I loved this book, the world building, the writing (THE WRITING), the characters, the story, the complexities of good and bad, right and wrong, the relationships, the library, the chapter titles, everything.
Holy fucking shit. Why are these books so intense?
Don't read this review if you haven't read Chaos Walking #1 yet. (Or do, I'm not the boss of you. I just always avoid them for fear of seeing or not seeing names you did or didn't expect and thus possibly being spoiled.)
I think this book ends with one of the biggest cliffhangers I have ever read. Or it has been a long time, at least.
A very captivating, suspenseful read. A dystopian about a new world, in space, like ours but with the difference that everyone can hear each other's thoughts in a loud, bewildering cacophony called Noise.

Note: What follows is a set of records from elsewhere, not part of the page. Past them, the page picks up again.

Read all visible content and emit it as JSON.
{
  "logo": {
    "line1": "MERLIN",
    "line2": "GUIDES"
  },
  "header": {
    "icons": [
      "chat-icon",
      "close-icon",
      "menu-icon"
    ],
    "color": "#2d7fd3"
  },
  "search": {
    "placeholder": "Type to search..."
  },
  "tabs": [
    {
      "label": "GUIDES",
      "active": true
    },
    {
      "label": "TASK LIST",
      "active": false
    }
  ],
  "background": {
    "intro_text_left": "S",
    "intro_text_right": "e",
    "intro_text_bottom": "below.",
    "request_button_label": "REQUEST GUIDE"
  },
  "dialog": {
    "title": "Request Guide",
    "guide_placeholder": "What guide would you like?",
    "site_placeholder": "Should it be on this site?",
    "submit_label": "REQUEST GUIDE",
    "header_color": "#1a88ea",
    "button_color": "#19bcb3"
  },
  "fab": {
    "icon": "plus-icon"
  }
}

Todd will become a man soon, after thirteen years of thirteen months. However, just before his birthday, it becomes clear that in this world where everyone knows every thought, there are a lot more secrets than you'd expect. And the secrets are dark.

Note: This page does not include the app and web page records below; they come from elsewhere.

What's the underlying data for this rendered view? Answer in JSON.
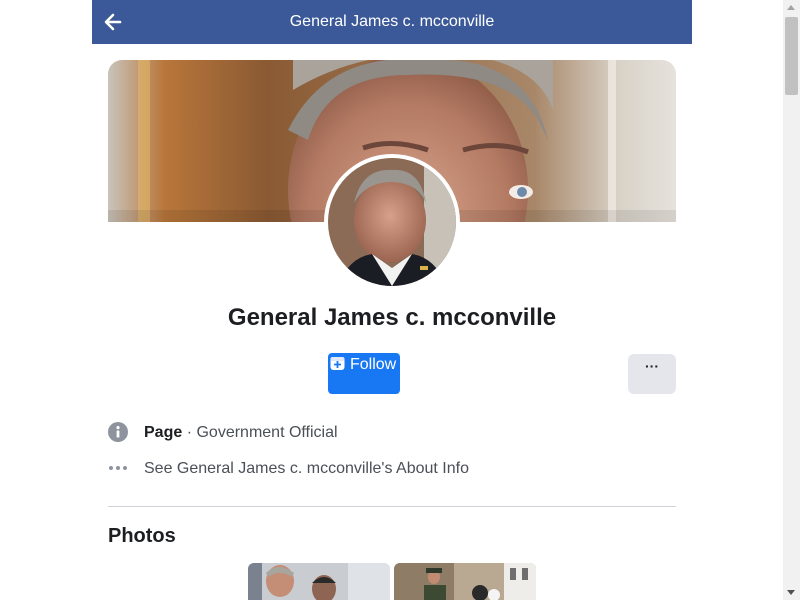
{
  "header": {
    "title": "General James c. mcconville",
    "back_icon": "arrow-left-icon",
    "background": "#3b5998"
  },
  "profile": {
    "name": "General James c. mcconville"
  },
  "actions": {
    "follow_label": "Follow",
    "follow_icon": "follow-plus-icon",
    "follow_color": "#1877f2",
    "more_label": "···",
    "more_icon": "more-dots-icon"
  },
  "info": {
    "type_label": "Page",
    "separator": " · ",
    "category": "Government Official",
    "info_icon": "info-circle-icon",
    "about_text": "See General James c. mcconville's About Info",
    "about_icon": "ellipsis-icon"
  },
  "photos": {
    "title": "Photos",
    "items": [
      "photo-1",
      "photo-2"
    ]
  }
}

This was a strange, weird, whimsical fairy tale-like book. It reminded me a bit of When the Moon Was Ours in terms of writing style (though I liked that one a lot better) and We Were Liars because of the strange mystery.
This is a really cute Cinderella retelling that's a love letter to geeks and nerds at the same time. It has a lot of similarities to the original story, complete with evil step-sister twins, a pumpkin (though that was a food truck, nice twist) and glass slippers. It also has a bit of the star-crossed lovers feel, which, now I think about it, is also like Cinderella.
This book wasn't really it for me.
It's about Meg and Linus, best friends and both gay, smart and nerdy. It was great to read about characters that were genuinely excited about school, did well and were interested in a variety of things. I love that friendship had a strong focus. It was great to see that, even though most people around them were accepting of their sexual orientation, the story didn't pretend other people didn't exist, and I really liked the part in which Meg explains she is lucky she only gets a little harassment, instead of a lot. That's horrible, but that's life, and it's good things like that are acknowledged.
However. There were also things I didn't like.
This is a bi (f/f) retelling of The Little Mermaid with influences of Norse Mythology. It's a short, fast paced book full of surprises. I liked it, the moral ambiguity, the diversity, the fact that you could recognise the original story and that it was unpredictable at the same time. I loved the sexism that got challenged and the plans to overthrow the patriarchy. #girlpower
I absolutely loved this book. It's the story of Ramona, a tall, blue haired girl who lives in a trailer with her father, recently pregnant sister and her sister's boyfriend. She's struggling, with life, with love, with money, with family. She's real, and I love her.